Exercise instructions: Everything in the listing below should be repeated exactly, apart from the pictures.
########
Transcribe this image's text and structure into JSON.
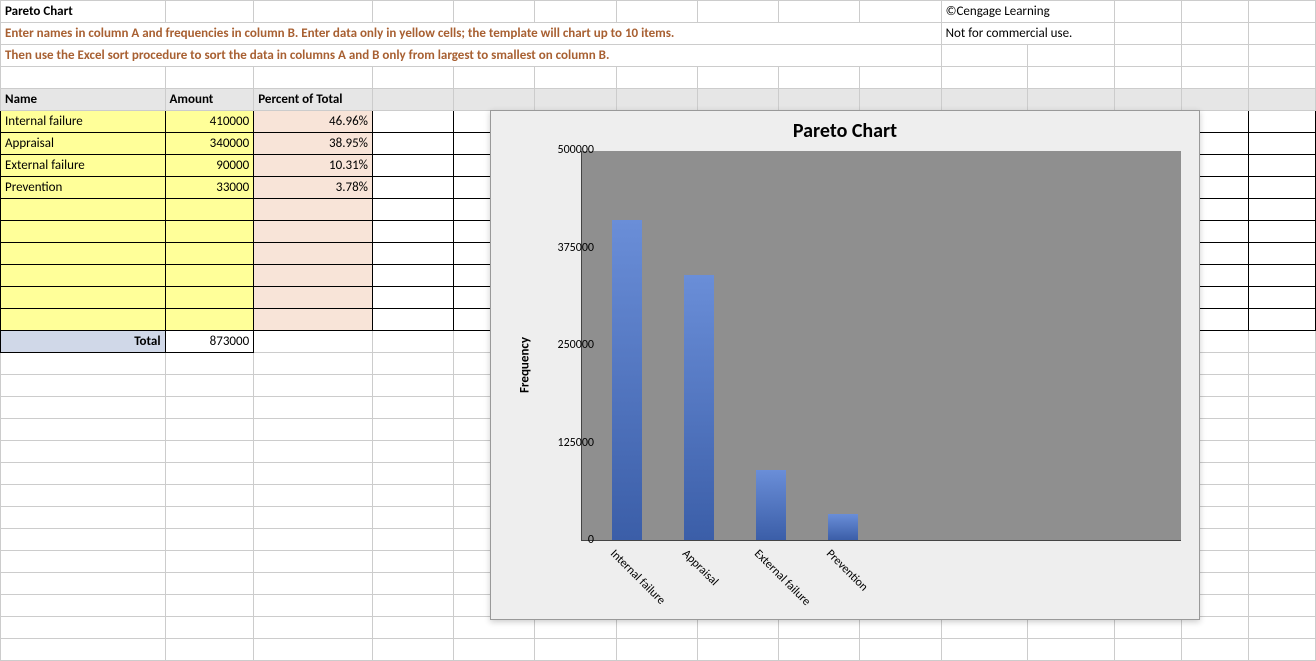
{
  "header": {
    "title": "Pareto Chart",
    "copyright": "©Cengage Learning",
    "notice": "Not for commercial use."
  },
  "instructions": {
    "line1": "Enter names in column A and frequencies in column B.  Enter data only in yellow cells; the template will chart up to 10 items.",
    "line2": "Then use the Excel sort procedure to sort the data in columns A and B only from largest to smallest on column B."
  },
  "columns": {
    "name": "Name",
    "amount": "Amount",
    "pct": "Percent of Total"
  },
  "rows": [
    {
      "name": "Internal failure",
      "amount": "410000",
      "pct": "46.96%"
    },
    {
      "name": "Appraisal",
      "amount": "340000",
      "pct": "38.95%"
    },
    {
      "name": "External failure",
      "amount": "90000",
      "pct": "10.31%"
    },
    {
      "name": "Prevention",
      "amount": "33000",
      "pct": "3.78%"
    },
    {
      "name": "",
      "amount": "",
      "pct": ""
    },
    {
      "name": "",
      "amount": "",
      "pct": ""
    },
    {
      "name": "",
      "amount": "",
      "pct": ""
    },
    {
      "name": "",
      "amount": "",
      "pct": ""
    },
    {
      "name": "",
      "amount": "",
      "pct": ""
    },
    {
      "name": "",
      "amount": "",
      "pct": ""
    }
  ],
  "total": {
    "label": "Total",
    "amount": "873000"
  },
  "chart_data": {
    "type": "bar",
    "title": "Pareto Chart",
    "ylabel": "Frequency",
    "xlabel": "",
    "categories": [
      "Internal failure",
      "Appraisal",
      "External failure",
      "Prevention"
    ],
    "values": [
      410000,
      340000,
      90000,
      33000
    ],
    "ylim": [
      0,
      500000
    ],
    "yticks": [
      0,
      125000,
      250000,
      375000,
      500000
    ]
  }
}
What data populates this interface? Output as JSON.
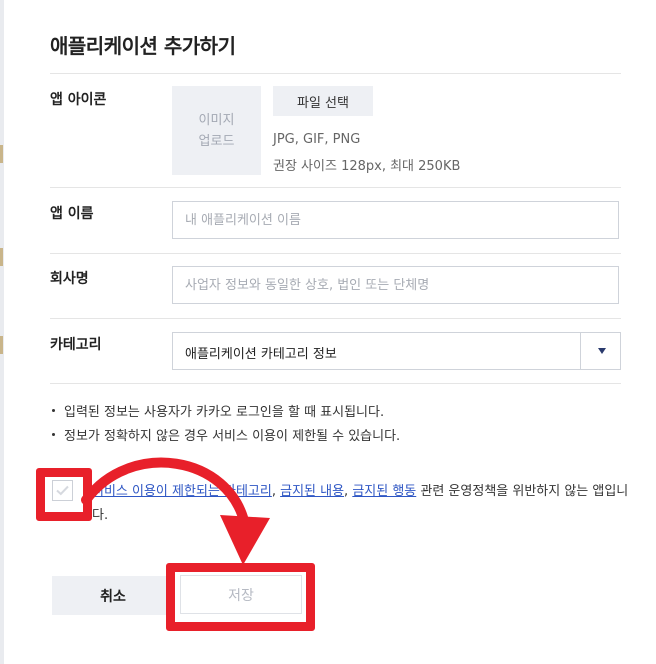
{
  "modal": {
    "title": "애플리케이션 추가하기"
  },
  "app_icon": {
    "label": "앱 아이콘",
    "placeholder_line1": "이미지",
    "placeholder_line2": "업로드",
    "file_button": "파일 선택",
    "hint_formats": "JPG, GIF, PNG",
    "hint_size": "권장 사이즈 128px, 최대 250KB"
  },
  "app_name": {
    "label": "앱 이름",
    "placeholder": "내 애플리케이션 이름"
  },
  "company": {
    "label": "회사명",
    "placeholder": "사업자 정보와 동일한 상호, 법인 또는 단체명"
  },
  "category": {
    "label": "카테고리",
    "selected": "애플리케이션 카테고리 정보"
  },
  "notes": [
    "입력된 정보는 사용자가 카카오 로그인을 할 때 표시됩니다.",
    "정보가 정확하지 않은 경우 서비스 이용이 제한될 수 있습니다."
  ],
  "consent": {
    "checked": false,
    "link1": "서비스 이용이 제한되는 카테고리",
    "sep1": ", ",
    "link2": "금지된 내용",
    "sep2": ", ",
    "link3": "금지된 행동",
    "text_after": " 관련 운영정책을 위반하지 않는 앱입니다."
  },
  "buttons": {
    "cancel": "취소",
    "save": "저장"
  },
  "colors": {
    "annotation": "#e8202a",
    "link": "#2e56c4"
  }
}
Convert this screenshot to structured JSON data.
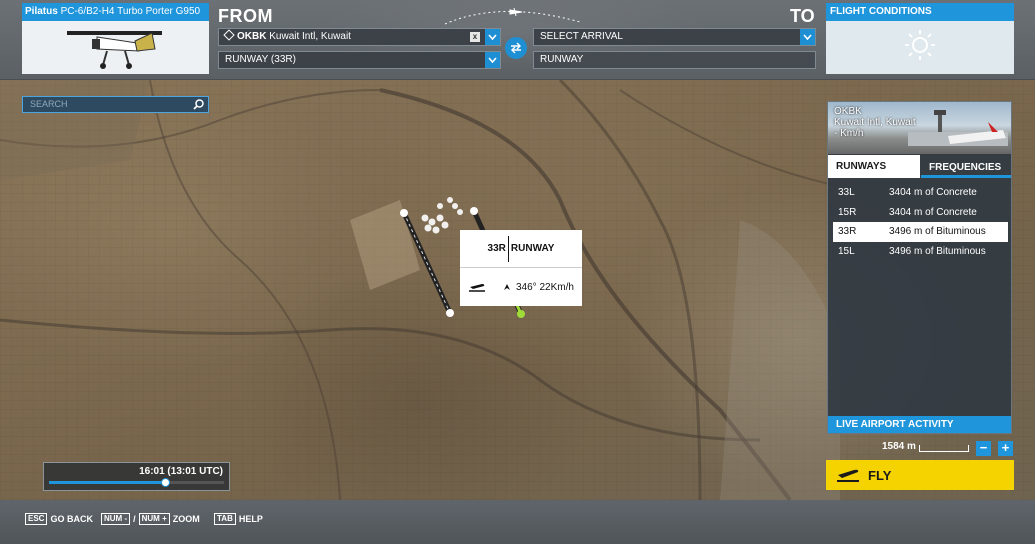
{
  "aircraft": {
    "brand": "Pilatus",
    "model": "PC-6/B2-H4 Turbo Porter G950"
  },
  "route": {
    "from_label": "FROM",
    "to_label": "TO",
    "departure_code": "OKBK",
    "departure_name": "Kuwait Intl, Kuwait",
    "clear_label": "x",
    "departure_runway": "RUNWAY (33R)",
    "arrival_placeholder": "SELECT ARRIVAL",
    "arrival_runway": "RUNWAY"
  },
  "conditions": {
    "title": "FLIGHT CONDITIONS",
    "weather_icon": "sun-icon"
  },
  "search": {
    "placeholder": "SEARCH"
  },
  "popup": {
    "runway_id": "33R",
    "runway_label": "RUNWAY",
    "wind": "346° 22Km/h"
  },
  "airport_panel": {
    "code": "OKBK",
    "name": "Kuwait Intl, Kuwait",
    "distance": "- Km/h",
    "tabs": [
      "RUNWAYS",
      "FREQUENCIES"
    ],
    "runways": [
      {
        "id": "33L",
        "desc": "3404 m of Concrete"
      },
      {
        "id": "15R",
        "desc": "3404 m of Concrete"
      },
      {
        "id": "33R",
        "desc": "3496 m of Bituminous"
      },
      {
        "id": "15L",
        "desc": "3496 m of Bituminous"
      }
    ],
    "selected_runway": "33R",
    "live_label": "LIVE AIRPORT ACTIVITY"
  },
  "map": {
    "scale_label": "1584 m",
    "zoom_out": "−",
    "zoom_in": "+"
  },
  "time": {
    "display": "16:01 (13:01 UTC)",
    "progress": 0.67
  },
  "fly_label": "FLY",
  "hints": {
    "back_key": "ESC",
    "back": "GO BACK",
    "zoom_key_minus": "NUM -",
    "zoom_sep": "/",
    "zoom_key_plus": "NUM +",
    "zoom": "ZOOM",
    "help_key": "TAB",
    "help": "HELP"
  },
  "colors": {
    "accent": "#1f95db",
    "fly": "#f5d300",
    "runway_marker": "#9fdc3a"
  }
}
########
Solution to this problem:
Transcribe this image's text and structure into JSON.
{
  "header": {
    "title": "Pareto Chart",
    "copyright": "©Cengage Learning",
    "notice": "Not for commercial use."
  },
  "instructions": {
    "line1": "Enter names in column A and frequencies in column B.  Enter data only in yellow cells; the template will chart up to 10 items.",
    "line2": "Then use the Excel sort procedure to sort the data in columns A and B only from largest to smallest on column B."
  },
  "columns": {
    "name": "Name",
    "amount": "Amount",
    "pct": "Percent of Total"
  },
  "rows": [
    {
      "name": "Internal failure",
      "amount": "410000",
      "pct": "46.96%"
    },
    {
      "name": "Appraisal",
      "amount": "340000",
      "pct": "38.95%"
    },
    {
      "name": "External failure",
      "amount": "90000",
      "pct": "10.31%"
    },
    {
      "name": "Prevention",
      "amount": "33000",
      "pct": "3.78%"
    },
    {
      "name": "",
      "amount": "",
      "pct": ""
    },
    {
      "name": "",
      "amount": "",
      "pct": ""
    },
    {
      "name": "",
      "amount": "",
      "pct": ""
    },
    {
      "name": "",
      "amount": "",
      "pct": ""
    },
    {
      "name": "",
      "amount": "",
      "pct": ""
    },
    {
      "name": "",
      "amount": "",
      "pct": ""
    }
  ],
  "total": {
    "label": "Total",
    "amount": "873000"
  },
  "chart_data": {
    "type": "bar",
    "title": "Pareto Chart",
    "ylabel": "Frequency",
    "xlabel": "",
    "categories": [
      "Internal failure",
      "Appraisal",
      "External failure",
      "Prevention"
    ],
    "values": [
      410000,
      340000,
      90000,
      33000
    ],
    "ylim": [
      0,
      500000
    ],
    "yticks": [
      0,
      125000,
      250000,
      375000,
      500000
    ]
  }
}
What data populates this interface? Output as JSON.
{
  "modal": {
    "title": "애플리케이션 추가하기"
  },
  "app_icon": {
    "label": "앱 아이콘",
    "placeholder_line1": "이미지",
    "placeholder_line2": "업로드",
    "file_button": "파일 선택",
    "hint_formats": "JPG, GIF, PNG",
    "hint_size": "권장 사이즈 128px, 최대 250KB"
  },
  "app_name": {
    "label": "앱 이름",
    "placeholder": "내 애플리케이션 이름"
  },
  "company": {
    "label": "회사명",
    "placeholder": "사업자 정보와 동일한 상호, 법인 또는 단체명"
  },
  "category": {
    "label": "카테고리",
    "selected": "애플리케이션 카테고리 정보"
  },
  "notes": [
    "입력된 정보는 사용자가 카카오 로그인을 할 때 표시됩니다.",
    "정보가 정확하지 않은 경우 서비스 이용이 제한될 수 있습니다."
  ],
  "consent": {
    "checked": false,
    "link1": "서비스 이용이 제한되는 카테고리",
    "sep1": ", ",
    "link2": "금지된 내용",
    "sep2": ", ",
    "link3": "금지된 행동",
    "text_after": " 관련 운영정책을 위반하지 않는 앱입니다."
  },
  "buttons": {
    "cancel": "취소",
    "save": "저장"
  },
  "colors": {
    "annotation": "#e8202a",
    "link": "#2e56c4"
  }
}
Convert this screenshot to structured JSON data.
{
  "aircraft": {
    "brand": "Pilatus",
    "model": "PC-6/B2-H4 Turbo Porter G950"
  },
  "route": {
    "from_label": "FROM",
    "to_label": "TO",
    "departure_code": "OKBK",
    "departure_name": "Kuwait Intl, Kuwait",
    "clear_label": "x",
    "departure_runway": "RUNWAY (33R)",
    "arrival_placeholder": "SELECT ARRIVAL",
    "arrival_runway": "RUNWAY"
  },
  "conditions": {
    "title": "FLIGHT CONDITIONS",
    "weather_icon": "sun-icon"
  },
  "search": {
    "placeholder": "SEARCH"
  },
  "popup": {
    "runway_id": "33R",
    "runway_label": "RUNWAY",
    "wind": "346° 22Km/h"
  },
  "airport_panel": {
    "code": "OKBK",
    "name": "Kuwait Intl, Kuwait",
    "distance": "- Km/h",
    "tabs": [
      "RUNWAYS",
      "FREQUENCIES"
    ],
    "runways": [
      {
        "id": "33L",
        "desc": "3404 m of Concrete"
      },
      {
        "id": "15R",
        "desc": "3404 m of Concrete"
      },
      {
        "id": "33R",
        "desc": "3496 m of Bituminous"
      },
      {
        "id": "15L",
        "desc": "3496 m of Bituminous"
      }
    ],
    "selected_runway": "33R",
    "live_label": "LIVE AIRPORT ACTIVITY"
  },
  "map": {
    "scale_label": "1584 m",
    "zoom_out": "−",
    "zoom_in": "+"
  },
  "time": {
    "display": "16:01 (13:01 UTC)",
    "progress": 0.67
  },
  "fly_label": "FLY",
  "hints": {
    "back_key": "ESC",
    "back": "GO BACK",
    "zoom_key_minus": "NUM -",
    "zoom_sep": "/",
    "zoom_key_plus": "NUM +",
    "zoom": "ZOOM",
    "help_key": "TAB",
    "help": "HELP"
  },
  "colors": {
    "accent": "#1f95db",
    "fly": "#f5d300",
    "runway_marker": "#9fdc3a"
  }
}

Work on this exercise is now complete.